*** INPUT RECORDS Section Begins ***
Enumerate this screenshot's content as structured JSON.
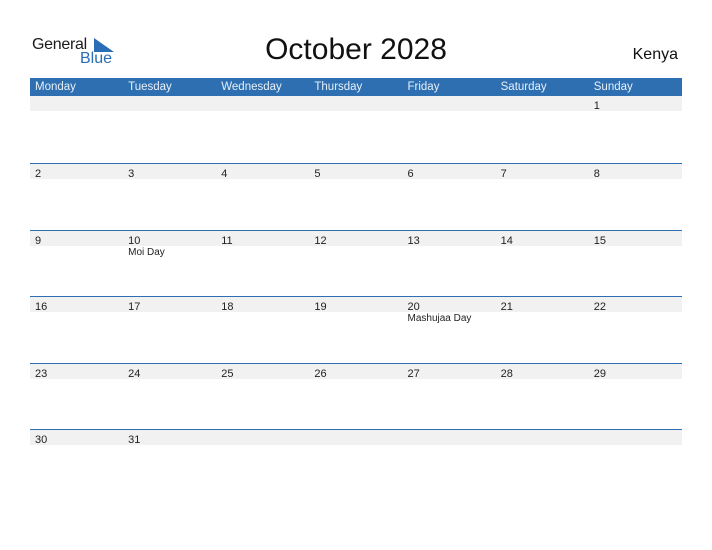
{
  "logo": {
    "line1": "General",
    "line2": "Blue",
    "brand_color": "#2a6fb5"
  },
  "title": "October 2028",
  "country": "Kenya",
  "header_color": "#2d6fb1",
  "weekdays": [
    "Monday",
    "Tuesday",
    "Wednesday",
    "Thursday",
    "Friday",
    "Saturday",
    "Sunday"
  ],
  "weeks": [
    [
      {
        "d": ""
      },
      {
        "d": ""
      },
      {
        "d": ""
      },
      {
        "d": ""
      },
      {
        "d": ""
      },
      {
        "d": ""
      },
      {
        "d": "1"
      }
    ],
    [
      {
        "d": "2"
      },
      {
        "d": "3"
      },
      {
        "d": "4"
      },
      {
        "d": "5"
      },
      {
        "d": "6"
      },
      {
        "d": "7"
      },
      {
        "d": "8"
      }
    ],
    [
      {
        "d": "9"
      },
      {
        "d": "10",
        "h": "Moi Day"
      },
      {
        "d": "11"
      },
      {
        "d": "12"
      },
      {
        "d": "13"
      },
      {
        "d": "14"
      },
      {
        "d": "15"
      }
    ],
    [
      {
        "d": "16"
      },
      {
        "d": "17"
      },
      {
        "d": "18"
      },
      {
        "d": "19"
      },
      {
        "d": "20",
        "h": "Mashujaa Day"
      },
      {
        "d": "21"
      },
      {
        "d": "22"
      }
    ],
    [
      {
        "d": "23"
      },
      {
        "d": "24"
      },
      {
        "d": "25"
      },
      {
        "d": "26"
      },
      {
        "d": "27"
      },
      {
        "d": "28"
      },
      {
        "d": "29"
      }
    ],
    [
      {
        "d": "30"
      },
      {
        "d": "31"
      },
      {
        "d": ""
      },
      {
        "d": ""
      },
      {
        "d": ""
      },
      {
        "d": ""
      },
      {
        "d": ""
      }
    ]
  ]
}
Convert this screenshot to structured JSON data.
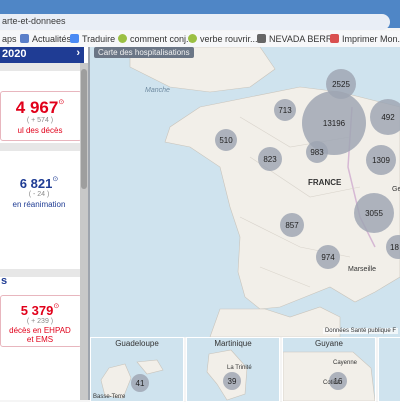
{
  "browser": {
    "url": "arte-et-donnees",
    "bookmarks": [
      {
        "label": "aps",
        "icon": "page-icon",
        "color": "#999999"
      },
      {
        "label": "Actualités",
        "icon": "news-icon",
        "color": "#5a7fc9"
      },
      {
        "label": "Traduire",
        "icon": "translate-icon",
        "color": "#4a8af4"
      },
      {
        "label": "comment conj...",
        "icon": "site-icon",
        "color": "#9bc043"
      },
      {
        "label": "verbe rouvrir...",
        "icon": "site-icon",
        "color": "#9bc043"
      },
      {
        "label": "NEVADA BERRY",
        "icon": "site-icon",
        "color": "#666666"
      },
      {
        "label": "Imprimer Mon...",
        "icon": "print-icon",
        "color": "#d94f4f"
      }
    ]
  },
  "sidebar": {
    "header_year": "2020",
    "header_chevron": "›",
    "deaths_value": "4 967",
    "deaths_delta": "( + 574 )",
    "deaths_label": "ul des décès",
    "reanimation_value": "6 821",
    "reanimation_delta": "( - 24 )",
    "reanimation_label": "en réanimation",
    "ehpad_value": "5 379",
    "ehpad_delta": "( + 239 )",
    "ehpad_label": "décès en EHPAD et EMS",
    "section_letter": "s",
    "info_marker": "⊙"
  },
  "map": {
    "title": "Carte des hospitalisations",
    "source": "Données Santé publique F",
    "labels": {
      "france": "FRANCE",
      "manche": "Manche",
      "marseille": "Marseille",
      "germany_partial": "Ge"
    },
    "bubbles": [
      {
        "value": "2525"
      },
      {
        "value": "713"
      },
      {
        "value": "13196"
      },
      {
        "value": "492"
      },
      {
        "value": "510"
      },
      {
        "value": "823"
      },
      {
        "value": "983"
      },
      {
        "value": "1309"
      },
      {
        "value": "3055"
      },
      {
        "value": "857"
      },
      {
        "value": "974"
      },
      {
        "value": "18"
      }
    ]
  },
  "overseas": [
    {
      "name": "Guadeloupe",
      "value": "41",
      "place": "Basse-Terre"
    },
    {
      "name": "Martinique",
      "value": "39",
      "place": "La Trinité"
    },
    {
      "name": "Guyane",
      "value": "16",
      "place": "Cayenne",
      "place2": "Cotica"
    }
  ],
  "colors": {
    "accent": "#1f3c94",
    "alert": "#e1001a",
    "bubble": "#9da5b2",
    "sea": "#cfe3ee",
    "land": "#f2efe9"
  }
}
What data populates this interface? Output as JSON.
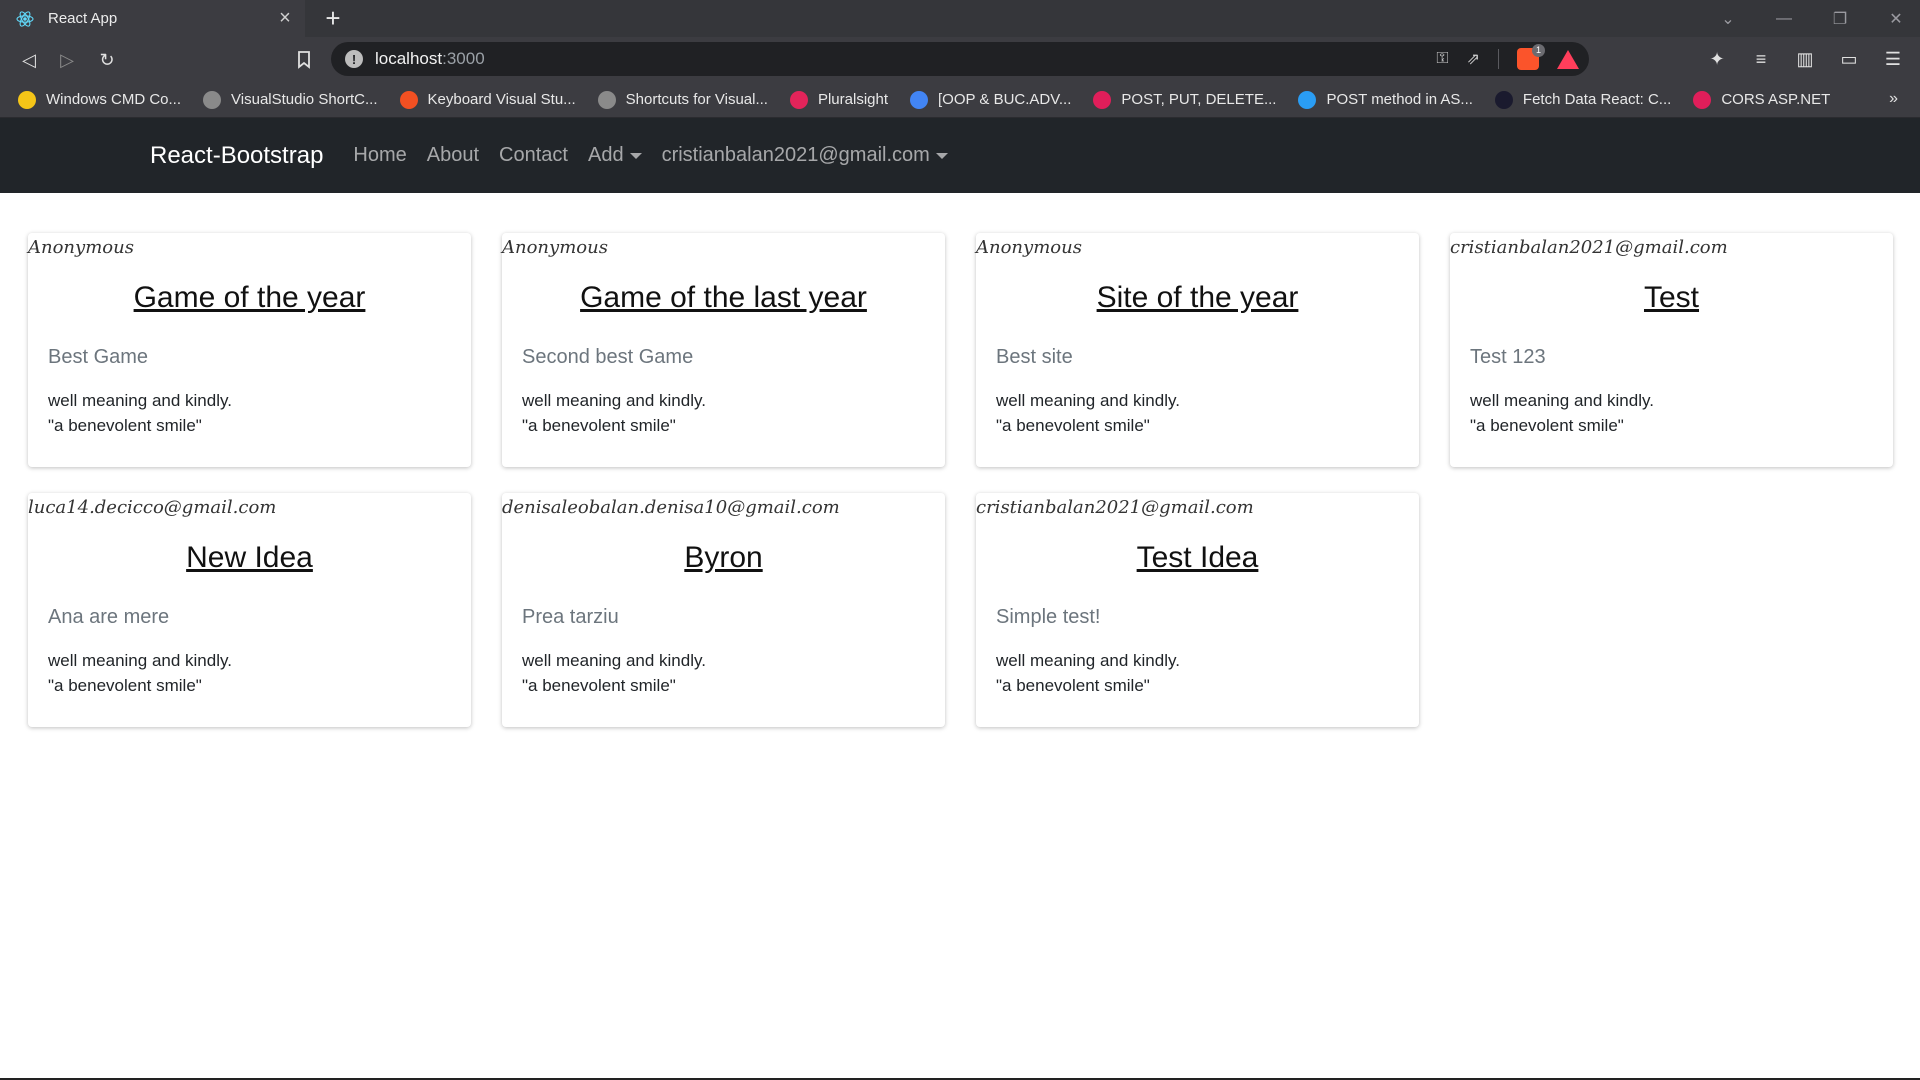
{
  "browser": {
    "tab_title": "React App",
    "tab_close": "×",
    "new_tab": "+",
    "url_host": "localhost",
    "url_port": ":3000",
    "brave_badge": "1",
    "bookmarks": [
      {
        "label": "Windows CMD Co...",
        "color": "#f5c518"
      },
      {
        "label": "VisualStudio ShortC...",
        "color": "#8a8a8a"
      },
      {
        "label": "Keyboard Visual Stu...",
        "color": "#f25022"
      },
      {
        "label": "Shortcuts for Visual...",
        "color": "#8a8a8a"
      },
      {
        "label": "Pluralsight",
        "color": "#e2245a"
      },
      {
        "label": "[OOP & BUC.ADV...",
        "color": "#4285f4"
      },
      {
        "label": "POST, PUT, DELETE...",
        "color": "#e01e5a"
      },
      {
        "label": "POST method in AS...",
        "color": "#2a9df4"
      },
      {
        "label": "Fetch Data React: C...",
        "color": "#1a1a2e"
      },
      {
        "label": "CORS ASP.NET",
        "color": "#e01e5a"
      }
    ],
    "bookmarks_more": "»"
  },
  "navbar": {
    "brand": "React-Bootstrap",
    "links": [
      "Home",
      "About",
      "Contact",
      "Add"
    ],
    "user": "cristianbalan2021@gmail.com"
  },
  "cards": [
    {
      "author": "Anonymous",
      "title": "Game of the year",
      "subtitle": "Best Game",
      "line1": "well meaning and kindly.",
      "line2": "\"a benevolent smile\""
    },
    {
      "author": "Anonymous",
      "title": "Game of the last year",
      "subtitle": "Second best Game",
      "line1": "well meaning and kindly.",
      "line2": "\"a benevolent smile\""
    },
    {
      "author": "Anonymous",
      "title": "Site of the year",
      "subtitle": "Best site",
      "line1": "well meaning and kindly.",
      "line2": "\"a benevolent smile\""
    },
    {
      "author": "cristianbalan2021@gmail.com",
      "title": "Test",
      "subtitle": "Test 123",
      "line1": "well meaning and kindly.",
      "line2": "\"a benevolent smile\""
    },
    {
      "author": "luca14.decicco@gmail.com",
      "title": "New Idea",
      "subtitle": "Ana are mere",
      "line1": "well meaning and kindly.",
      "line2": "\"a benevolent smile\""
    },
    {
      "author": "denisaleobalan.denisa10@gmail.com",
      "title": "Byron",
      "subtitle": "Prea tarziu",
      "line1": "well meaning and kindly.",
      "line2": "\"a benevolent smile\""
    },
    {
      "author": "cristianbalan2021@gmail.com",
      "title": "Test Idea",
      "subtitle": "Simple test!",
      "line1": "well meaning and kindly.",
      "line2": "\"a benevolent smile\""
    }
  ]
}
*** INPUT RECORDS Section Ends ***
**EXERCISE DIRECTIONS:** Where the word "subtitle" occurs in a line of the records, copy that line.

**EXPECTED OUTPUT:**
      "subtitle": "Best Game",
      "subtitle": "Second best Game",
      "subtitle": "Best site",
      "subtitle": "Test 123",
      "subtitle": "Ana are mere",
      "subtitle": "Prea tarziu",
      "subtitle": "Simple test!",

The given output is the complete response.